"Fat and Old and Ugly"
I got on a bus to Yokohama Harbor to renew my passport. I dreaded my photo shoot, but I had to face it --and the camera. A passport photo would cost 1800 yen in the government building. That was too expensive. Some train stations have an automated photo booth, which charges about 700 yen. I walked out of the building and found a photo shop next to it. I went in and asked a young man how much. He ushered me to a metal chair. The seat was bare, no cushion. I sat down. The man clicked his camera three times.
"You shut your eyes three times," he said.
"Did I?" I said. I stood up.
I was probably trying to avoid the camera, although nobody forced me to sit there. I sat down again and told myself not to blink. He clicked the button three times.
"I didn't blink at all this time."
I smiled and paid 1050 yen. A minute later, he handed me a small white envelope.
I opened it.
"Ahhhhhh. No!" I said. My hands held my photos. He stared at me. "Oh, it isn't your fault. It's just that I looked like a criminal."
He said nothing.
A year ago, I asked a man in English:
"You have lived here for a long time. Why do you like Japan?"
"Because Japanese women are slim," he said.
I said nothing.
I try to be fair. I try not to judge anyone by one seemingly shallow opinion. Perhaps, many men prefer slim women over fat ones. I can't blame them. The other way must be true, too. He probably felt comfortable saying it because I wasn't fat yet.
Meantime, my metabolism rate went down. I gained weight. I also picked up my old chocolate-eating habit.
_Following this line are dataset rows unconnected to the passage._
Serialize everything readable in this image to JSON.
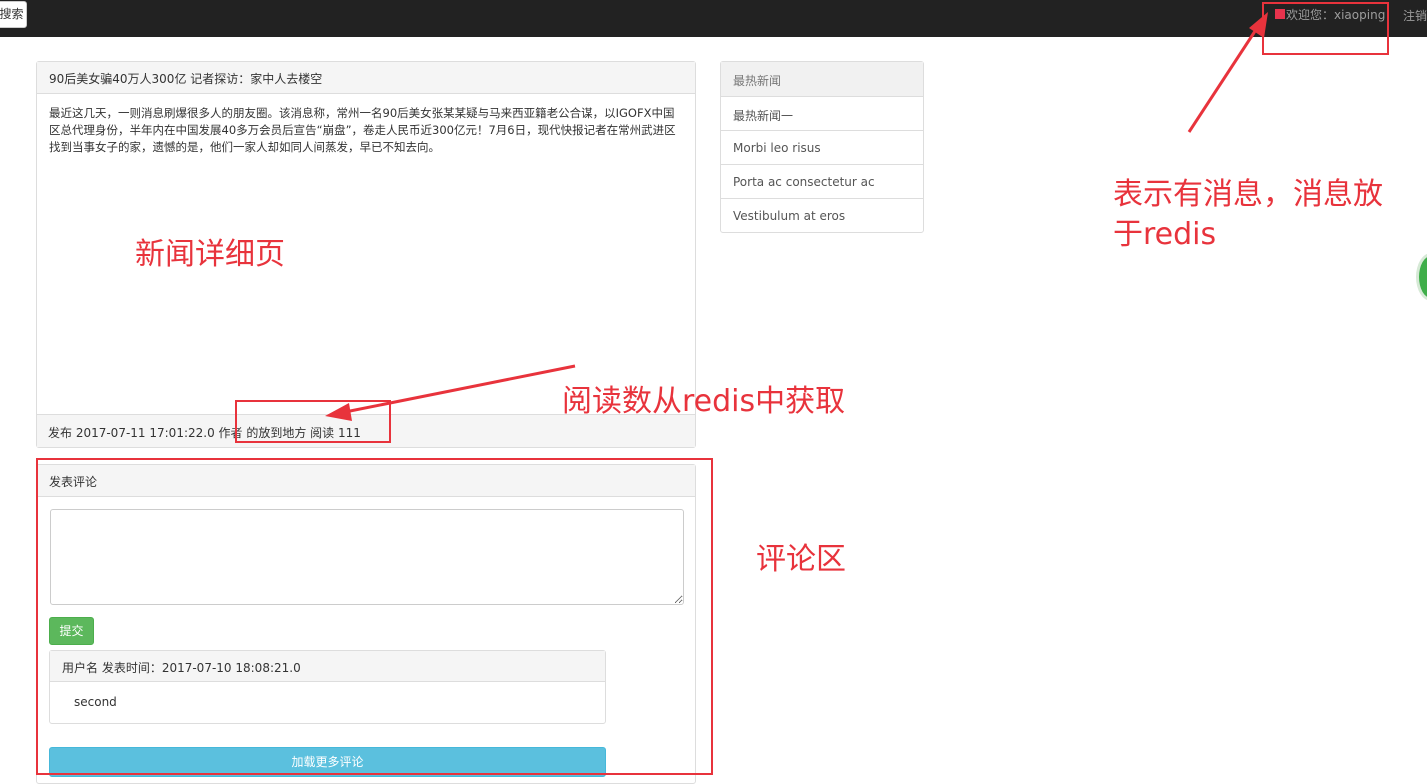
{
  "navbar": {
    "search_label": "搜索",
    "welcome_text": "欢迎您：xiaoping",
    "logout_label": "注销",
    "message_indicator_color": "#e8334d"
  },
  "article": {
    "title": "90后美女骗40万人300亿 记者探访：家中人去楼空",
    "body": "最近这几天，一则消息刷爆很多人的朋友圈。该消息称，常州一名90后美女张某某疑与马来西亚籍老公合谋，以IGOFX中国区总代理身份，半年内在中国发展40多万会员后宣告“崩盘”，卷走人民币近300亿元！7月6日，现代快报记者在常州武进区找到当事女子的家，遗憾的是，他们一家人却如同人间蒸发，早已不知去向。",
    "footer": "发布 2017-07-11 17:01:22.0 作者 的放到地方 阅读 111"
  },
  "hot_news": {
    "heading": "最热新闻",
    "items": [
      "最热新闻一",
      "Morbi leo risus",
      "Porta ac consectetur ac",
      "Vestibulum at eros"
    ]
  },
  "comments": {
    "heading": "发表评论",
    "textarea_value": "",
    "submit_label": "提交",
    "items": [
      {
        "header": "用户名 发表时间：2017-07-10 18:08:21.0",
        "content": "second"
      }
    ],
    "load_more_label": "加载更多评论"
  },
  "annotations": {
    "news_detail": "新闻详细页",
    "read_count": "阅读数从redis中获取",
    "comment_area": "评论区",
    "message_note_line1": "表示有消息，消息放",
    "message_note_line2": "于redis",
    "color": "#e8333c"
  }
}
Growing up, I was chocoholic. It's been more than a year, and I still eat chocolate. And I haven't seen that man.
A month ago, I was walking through a park pathway on my way to San Dimas library. A man who carried several grocery bags in both his hands was heading toward me. Everything looked ordinary except his grocery bags. They were all full. We came closer and closer like two local trains, and I was about to open my mouth to say hi.
"I'm FAT and OLD and UGLY!" he blurted out from top of his lungs.
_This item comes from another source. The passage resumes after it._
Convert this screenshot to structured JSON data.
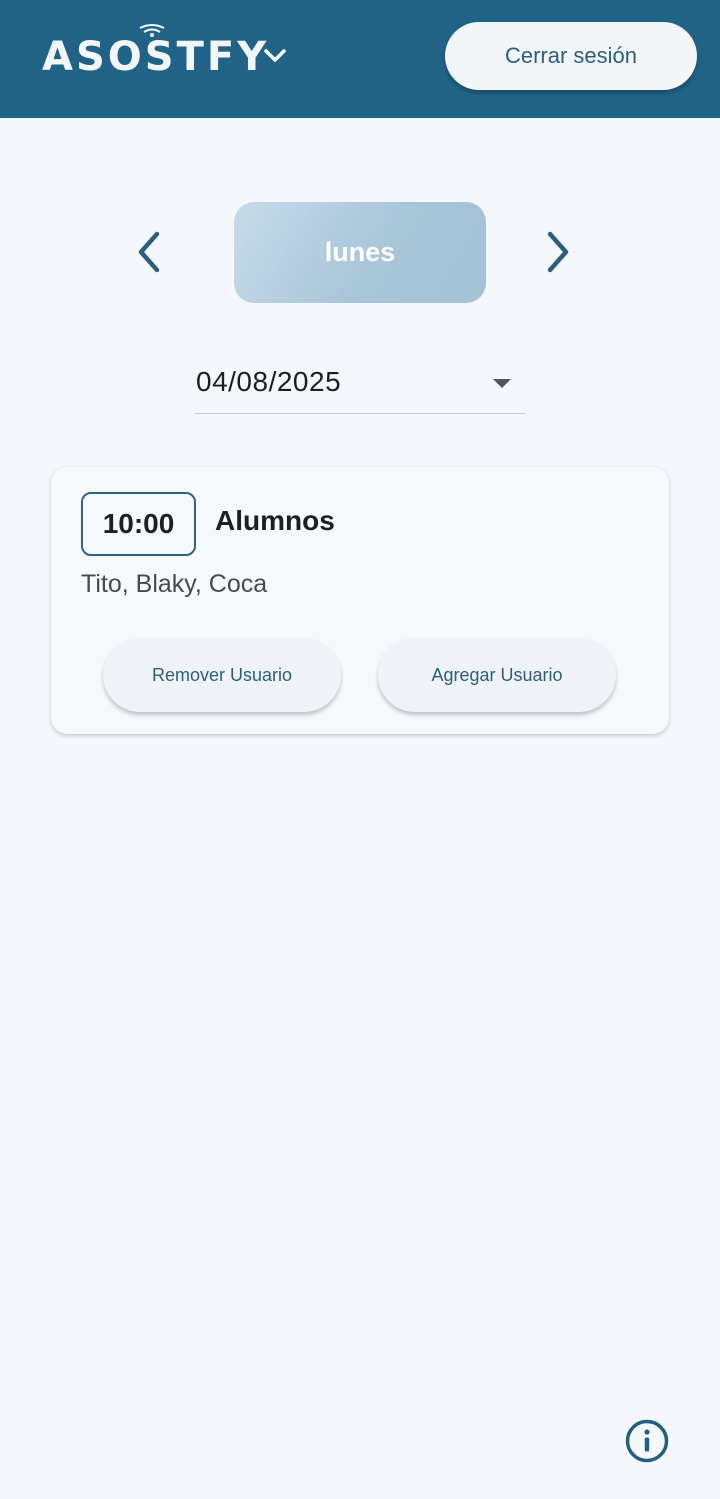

I gulped. I must have blinked three times.
"Ha ha ha ha ha. No, you're not!" I said.
What a therapeutic message! He made my day. I would want to say that to someone when I got the chance, if I were a man.